[Data records for software interfaces]
== Segment start ==
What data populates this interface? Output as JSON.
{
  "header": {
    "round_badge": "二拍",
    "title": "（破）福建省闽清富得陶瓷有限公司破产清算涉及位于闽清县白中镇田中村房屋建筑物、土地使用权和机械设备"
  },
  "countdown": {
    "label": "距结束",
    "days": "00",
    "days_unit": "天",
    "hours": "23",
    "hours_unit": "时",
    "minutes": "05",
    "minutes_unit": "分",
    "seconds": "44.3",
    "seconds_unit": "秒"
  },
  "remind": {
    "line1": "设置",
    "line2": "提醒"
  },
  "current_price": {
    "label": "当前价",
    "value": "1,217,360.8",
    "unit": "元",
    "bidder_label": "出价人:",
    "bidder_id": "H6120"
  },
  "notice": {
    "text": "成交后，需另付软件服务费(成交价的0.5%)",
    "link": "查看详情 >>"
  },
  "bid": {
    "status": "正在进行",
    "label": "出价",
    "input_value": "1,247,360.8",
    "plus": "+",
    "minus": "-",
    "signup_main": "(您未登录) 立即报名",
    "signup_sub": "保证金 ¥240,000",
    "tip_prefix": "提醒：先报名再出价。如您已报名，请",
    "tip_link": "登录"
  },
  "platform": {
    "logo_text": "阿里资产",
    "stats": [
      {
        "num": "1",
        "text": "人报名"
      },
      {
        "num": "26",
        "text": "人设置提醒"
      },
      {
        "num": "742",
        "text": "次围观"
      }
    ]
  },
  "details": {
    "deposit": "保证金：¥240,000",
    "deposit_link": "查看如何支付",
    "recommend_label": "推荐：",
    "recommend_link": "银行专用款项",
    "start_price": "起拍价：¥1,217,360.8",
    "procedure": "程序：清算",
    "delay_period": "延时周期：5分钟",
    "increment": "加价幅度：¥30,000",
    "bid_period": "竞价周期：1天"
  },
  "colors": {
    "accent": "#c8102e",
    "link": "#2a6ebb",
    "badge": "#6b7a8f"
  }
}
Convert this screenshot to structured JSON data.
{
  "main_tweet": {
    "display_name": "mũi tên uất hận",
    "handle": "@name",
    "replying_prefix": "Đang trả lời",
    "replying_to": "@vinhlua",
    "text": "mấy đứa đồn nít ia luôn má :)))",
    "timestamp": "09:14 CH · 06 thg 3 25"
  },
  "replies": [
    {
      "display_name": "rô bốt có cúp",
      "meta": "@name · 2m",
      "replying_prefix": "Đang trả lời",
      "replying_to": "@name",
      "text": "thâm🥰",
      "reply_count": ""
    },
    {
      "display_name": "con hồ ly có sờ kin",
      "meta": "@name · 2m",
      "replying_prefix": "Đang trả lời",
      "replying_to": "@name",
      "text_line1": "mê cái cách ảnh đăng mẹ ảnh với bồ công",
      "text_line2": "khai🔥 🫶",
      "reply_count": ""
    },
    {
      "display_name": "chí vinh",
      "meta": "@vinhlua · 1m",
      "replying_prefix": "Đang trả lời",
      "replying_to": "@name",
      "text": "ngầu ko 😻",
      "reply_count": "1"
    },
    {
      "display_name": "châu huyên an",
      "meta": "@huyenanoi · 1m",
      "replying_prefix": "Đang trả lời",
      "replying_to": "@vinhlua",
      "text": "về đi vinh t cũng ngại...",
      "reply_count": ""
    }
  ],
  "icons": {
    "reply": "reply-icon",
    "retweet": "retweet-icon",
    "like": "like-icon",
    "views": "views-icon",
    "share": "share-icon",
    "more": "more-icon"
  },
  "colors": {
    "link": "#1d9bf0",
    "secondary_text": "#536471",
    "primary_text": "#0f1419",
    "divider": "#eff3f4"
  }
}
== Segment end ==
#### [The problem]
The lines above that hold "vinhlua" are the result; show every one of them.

#### [Completed exercise]
    "replying_to": "@vinhlua",
      "meta": "@vinhlua · 1m",
      "replying_to": "@vinhlua",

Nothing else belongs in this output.